A total of 2,476,553 passengers travelled through Copenhagen Airport in October, making it the busiest October in the airport’s 90-year history.
One of the places this was felt was in Pier C, which is used for long-haul intercontinental routes. Intercontinental traffic grew by 7.1%, and so did European traffic.
“The strong 7.1% growth in international traffic underlines the importance of our plan to expand the airport and grow from 25 to 40 million passengers annually over the next couple of decades. Most recently, we expanded one of our main runways and the pier used for intercontinental traffic, Pier C, adding an additional 6,300 square metres of space to accommodate the growth and the biggest passenger airliners,” said Copenhagen Airports’ CEO Thomas Woldbye.
Most recently, SAS added an additional two weekly frequencies to its Shanghai service, one to San Francisco and six to New York. Air Canada has also added an additional weekly frequency to Toronto.
Norwegian just launched new routes to Las Vegas, Puerto Rico and the US Virgin Islands. On 1 December, Emirates will begin using the A380, the world’s biggest passenger airliner, on its service to Dubai. Next year, SAS will launch new routes to Miami and Boston, and Norwegian will begin serving Boston.
“The number of long-haul routes out of Copenhagen has doubled in the past decade and will reach 34 routes next year. More routes and more frequencies is good news for Denmark. It means that we can attract more tourists and business travellers to our country; companies all over Denmark will be better able to do business globally, and Danish leisure travellers will have even more destinations to choose from,” said Woldbye.
Year to date, 22,607,558 million passengers have travelled through Copenhagen Airport, representing a 2.5% increase over last year.

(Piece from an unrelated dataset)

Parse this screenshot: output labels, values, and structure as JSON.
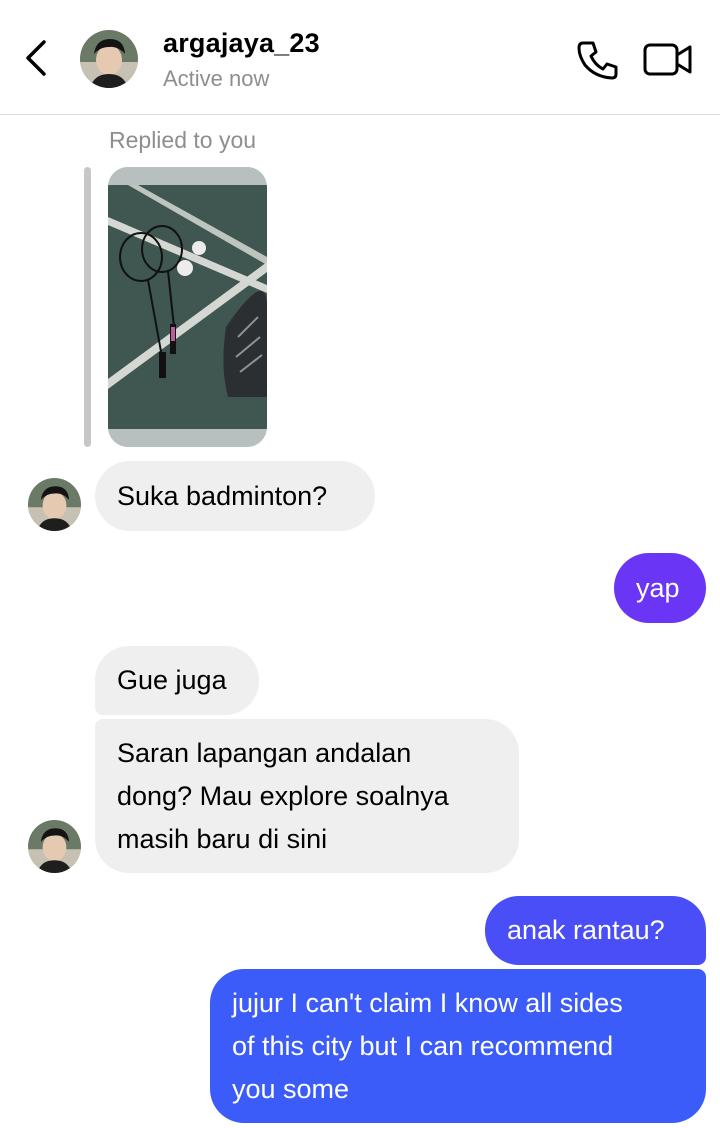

European traffic also grew; the growth rate being 7.1%. Domestic traffic was down by 5% due to lower capacity. Transfer traffic fell by 3.7%.